▶ _PROBLEM TO WORK ON_:
All entries are to be reproduced exactly; the pictures are to be omitted.

===== RECORDS PROVIDED

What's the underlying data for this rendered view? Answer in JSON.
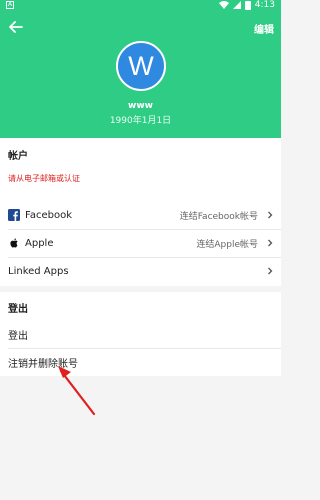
{
  "statusbar": {
    "time": "4:13",
    "left_glyph": "A"
  },
  "header": {
    "back_icon": "arrow-left-icon",
    "edit_label": "编辑",
    "avatar_letter": "W",
    "username": "www",
    "birthday": "1990年1月1日",
    "bg_color": "#2ecc85",
    "avatar_color": "#2f89e0"
  },
  "account": {
    "title": "帐户",
    "notice": "请从电子邮箱或认证",
    "rows": [
      {
        "icon": "facebook-icon",
        "label": "Facebook",
        "value": "连结Facebook帐号"
      },
      {
        "icon": "apple-icon",
        "label": "Apple",
        "value": "连结Apple帐号"
      },
      {
        "icon": "",
        "label": "Linked Apps",
        "value": ""
      }
    ]
  },
  "logout": {
    "title": "登出",
    "rows": [
      {
        "label": "登出"
      },
      {
        "label": "注销并删除账号"
      }
    ]
  },
  "annotation": {
    "arrow_color": "#e02020"
  }
}
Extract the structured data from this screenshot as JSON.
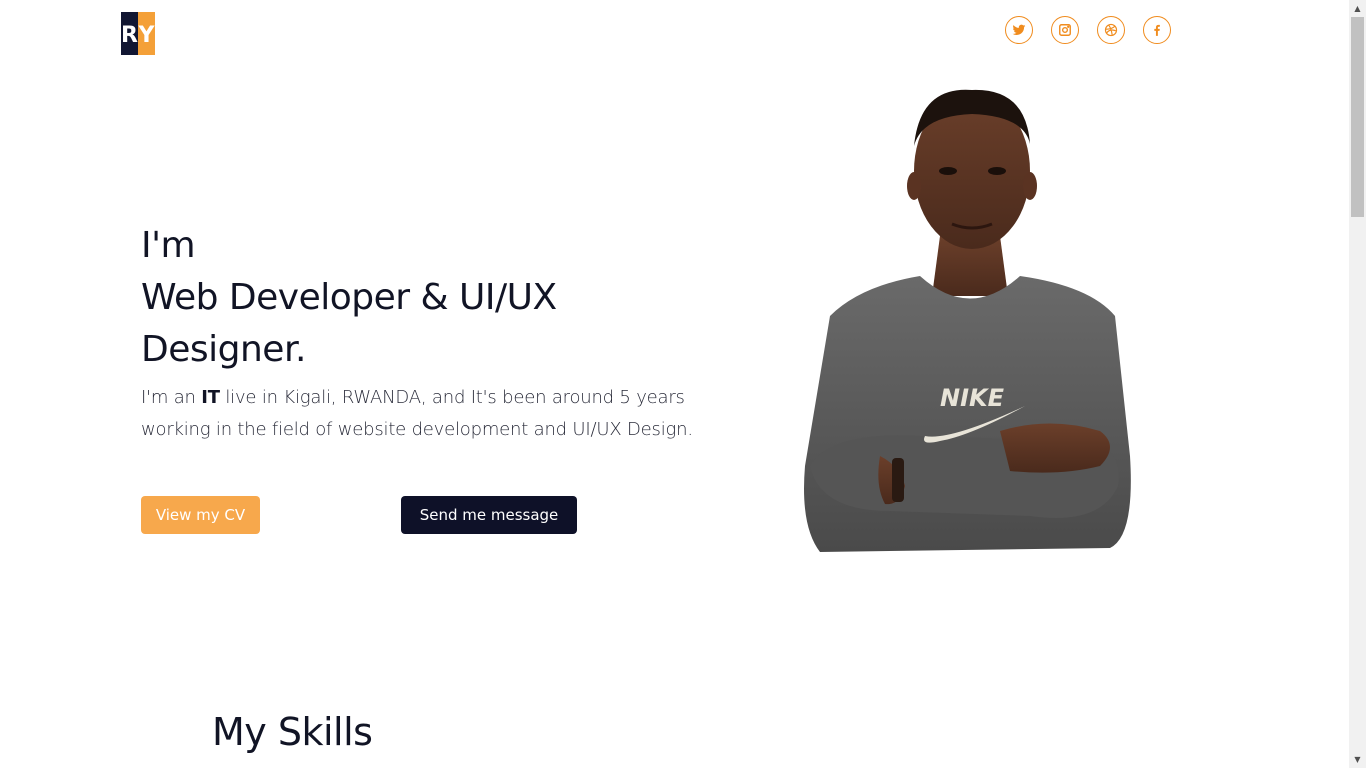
{
  "logo": {
    "letter1": "R",
    "letter2": "Y"
  },
  "socials": [
    {
      "name": "twitter-icon"
    },
    {
      "name": "instagram-icon"
    },
    {
      "name": "dribbble-icon"
    },
    {
      "name": "facebook-icon"
    }
  ],
  "hero": {
    "line1": "I'm",
    "line2": "Web Developer & UI/UX",
    "line3": "Designer.",
    "desc_pre": "I'm an ",
    "desc_bold": "IT",
    "desc_post": " live in Kigali, RWANDA, and It's been around 5 years working in the field of website development and UI/UX Design."
  },
  "buttons": {
    "cv": "View my CV",
    "message": "Send me message"
  },
  "portrait": {
    "shirt_text": "NIKE"
  },
  "skills": {
    "title": "My Skills"
  },
  "colors": {
    "accent": "#f08c1e",
    "cv_button": "#f7a84c",
    "dark": "#0e1128"
  }
}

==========

▶ _WRITTEN ANSWER_:
What's the underlying data for this rendered view? Answer in JSON.
{
  "statusbar": {
    "time": "4:13",
    "left_glyph": "A"
  },
  "header": {
    "back_icon": "arrow-left-icon",
    "edit_label": "编辑",
    "avatar_letter": "W",
    "username": "www",
    "birthday": "1990年1月1日",
    "bg_color": "#2ecc85",
    "avatar_color": "#2f89e0"
  },
  "account": {
    "title": "帐户",
    "notice": "请从电子邮箱或认证",
    "rows": [
      {
        "icon": "facebook-icon",
        "label": "Facebook",
        "value": "连结Facebook帐号"
      },
      {
        "icon": "apple-icon",
        "label": "Apple",
        "value": "连结Apple帐号"
      },
      {
        "icon": "",
        "label": "Linked Apps",
        "value": ""
      }
    ]
  },
  "logout": {
    "title": "登出",
    "rows": [
      {
        "label": "登出"
      },
      {
        "label": "注销并删除账号"
      }
    ]
  },
  "annotation": {
    "arrow_color": "#e02020"
  }
}
Extract the structured data from this screenshot as JSON.
{
  "logo": {
    "letter1": "R",
    "letter2": "Y"
  },
  "socials": [
    {
      "name": "twitter-icon"
    },
    {
      "name": "instagram-icon"
    },
    {
      "name": "dribbble-icon"
    },
    {
      "name": "facebook-icon"
    }
  ],
  "hero": {
    "line1": "I'm",
    "line2": "Web Developer & UI/UX",
    "line3": "Designer.",
    "desc_pre": "I'm an ",
    "desc_bold": "IT",
    "desc_post": " live in Kigali, RWANDA, and It's been around 5 years working in the field of website development and UI/UX Design."
  },
  "buttons": {
    "cv": "View my CV",
    "message": "Send me message"
  },
  "portrait": {
    "shirt_text": "NIKE"
  },
  "skills": {
    "title": "My Skills"
  },
  "colors": {
    "accent": "#f08c1e",
    "cv_button": "#f7a84c",
    "dark": "#0e1128"
  }
}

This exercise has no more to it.